UK lists Covishield as ‘approved’ Covid-19 vaccine in revised travel advisory
The United Kingdom revised its travel advisory on Wednesday in which it said that Covishield, the coronavirus disease vaccine jointly developed by AstraZeneca and Oxford University and manufactured by the Serum Institute of India (SII) – will qualify as an approved vaccine for travellers visiting Britain from any part of the world from October 4 onwards. However, Indians vaccinated with both doses of Covishield will still need to quarantine in the UK due to an issue over ‘vaccine certification’, even though the country has been added to the ‘amber list’ according to the latest travel rules.
The guidelines provided in the latest advisory suggest that Britain has no problems with the formulation of the Covishield vaccine, but with the vaccine certification provided by India. Notably, India had earlier protested the UK's non-recognition of the Covishield vaccine and warned of “reciprocal measures” if the “discriminatory policy” was not amended.
In its new advisory, the UK said that a traveller will be considered fully vaccinated if they are inoculated with a full dose of the Oxford-AstraZeneca, Pfizer-BioNTech, Moderna, or Janssen vaccines from a relevant public health body in select countries. The advisory further said that along with Covishield, other formulations of the four aforementioned vaccines – as AstraZeneca Vaxzevria or Moderna Takeda – shall also qualify as approved vaccines.
The new travel advisory issued by the UK said that travellers must have had a complete course of an approved vaccine at least 14 days before arriving in England.
The UK had in its travel rules said that Indian travellers who received both doses of the Covishield vaccine produced by the Serum Institute of India will be considered unvaccinated and will have to undergo self-isolation for 10 days. Reacting to the development, external affairs minister S Jaishankar strongly took up the issue of Covishield-vaccinated travellers being required to quarantine in the UK with newly-appointed British foreign secretary Elizabeth Truss at a meeting in New York.
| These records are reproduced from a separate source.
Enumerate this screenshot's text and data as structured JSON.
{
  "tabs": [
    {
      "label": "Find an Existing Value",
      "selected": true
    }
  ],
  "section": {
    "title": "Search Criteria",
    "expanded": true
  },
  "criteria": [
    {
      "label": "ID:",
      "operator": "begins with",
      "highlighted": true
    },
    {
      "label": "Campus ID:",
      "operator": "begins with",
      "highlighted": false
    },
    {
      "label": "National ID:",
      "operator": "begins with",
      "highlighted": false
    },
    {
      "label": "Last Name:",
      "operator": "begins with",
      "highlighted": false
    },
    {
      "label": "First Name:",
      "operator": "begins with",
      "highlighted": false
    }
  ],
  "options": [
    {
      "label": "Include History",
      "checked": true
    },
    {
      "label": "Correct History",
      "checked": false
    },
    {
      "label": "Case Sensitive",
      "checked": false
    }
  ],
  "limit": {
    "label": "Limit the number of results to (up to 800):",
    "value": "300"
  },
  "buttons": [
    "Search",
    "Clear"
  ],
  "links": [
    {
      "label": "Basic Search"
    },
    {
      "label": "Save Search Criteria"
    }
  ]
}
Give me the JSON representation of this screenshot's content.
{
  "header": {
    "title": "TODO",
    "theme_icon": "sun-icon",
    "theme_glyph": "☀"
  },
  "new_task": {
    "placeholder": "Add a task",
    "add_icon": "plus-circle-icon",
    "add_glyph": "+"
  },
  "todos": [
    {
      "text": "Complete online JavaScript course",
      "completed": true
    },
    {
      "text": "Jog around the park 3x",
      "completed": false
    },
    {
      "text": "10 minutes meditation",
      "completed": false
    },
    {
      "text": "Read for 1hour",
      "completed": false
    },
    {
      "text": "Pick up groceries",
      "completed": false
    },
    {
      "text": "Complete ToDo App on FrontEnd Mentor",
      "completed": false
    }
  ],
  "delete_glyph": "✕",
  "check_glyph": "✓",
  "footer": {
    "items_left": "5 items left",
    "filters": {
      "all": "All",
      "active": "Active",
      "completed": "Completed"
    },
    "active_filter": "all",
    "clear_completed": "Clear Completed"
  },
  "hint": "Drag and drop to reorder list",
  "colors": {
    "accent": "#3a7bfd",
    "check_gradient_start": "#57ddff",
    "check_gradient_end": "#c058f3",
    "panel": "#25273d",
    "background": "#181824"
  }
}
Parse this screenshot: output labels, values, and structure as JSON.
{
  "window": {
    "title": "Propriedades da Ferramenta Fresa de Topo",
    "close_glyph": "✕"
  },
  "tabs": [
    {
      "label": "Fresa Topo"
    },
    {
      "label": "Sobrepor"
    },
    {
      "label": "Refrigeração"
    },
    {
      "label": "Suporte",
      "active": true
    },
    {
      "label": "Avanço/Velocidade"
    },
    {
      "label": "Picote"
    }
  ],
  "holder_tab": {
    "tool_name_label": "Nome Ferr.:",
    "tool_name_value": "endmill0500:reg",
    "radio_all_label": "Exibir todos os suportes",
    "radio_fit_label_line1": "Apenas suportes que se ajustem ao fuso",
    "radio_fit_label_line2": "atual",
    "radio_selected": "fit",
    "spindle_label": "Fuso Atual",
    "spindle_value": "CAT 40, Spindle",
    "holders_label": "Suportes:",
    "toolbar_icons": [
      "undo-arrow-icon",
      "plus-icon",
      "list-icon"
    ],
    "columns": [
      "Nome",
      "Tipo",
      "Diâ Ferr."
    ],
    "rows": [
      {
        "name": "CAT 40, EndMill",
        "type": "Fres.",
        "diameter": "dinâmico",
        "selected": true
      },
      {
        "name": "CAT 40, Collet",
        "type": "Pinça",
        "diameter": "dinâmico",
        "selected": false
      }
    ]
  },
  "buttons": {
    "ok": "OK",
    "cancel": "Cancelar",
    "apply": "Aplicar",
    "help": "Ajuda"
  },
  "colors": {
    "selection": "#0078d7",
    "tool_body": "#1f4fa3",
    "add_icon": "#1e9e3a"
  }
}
At a media briefing on Tuesday, foreign secretary Harsh Vardhan Shringla had also called the UK's travel rules ‘discriminatory’ and said that India is well within its rights to initiate reciprocal measures if the UK does not address the concerns.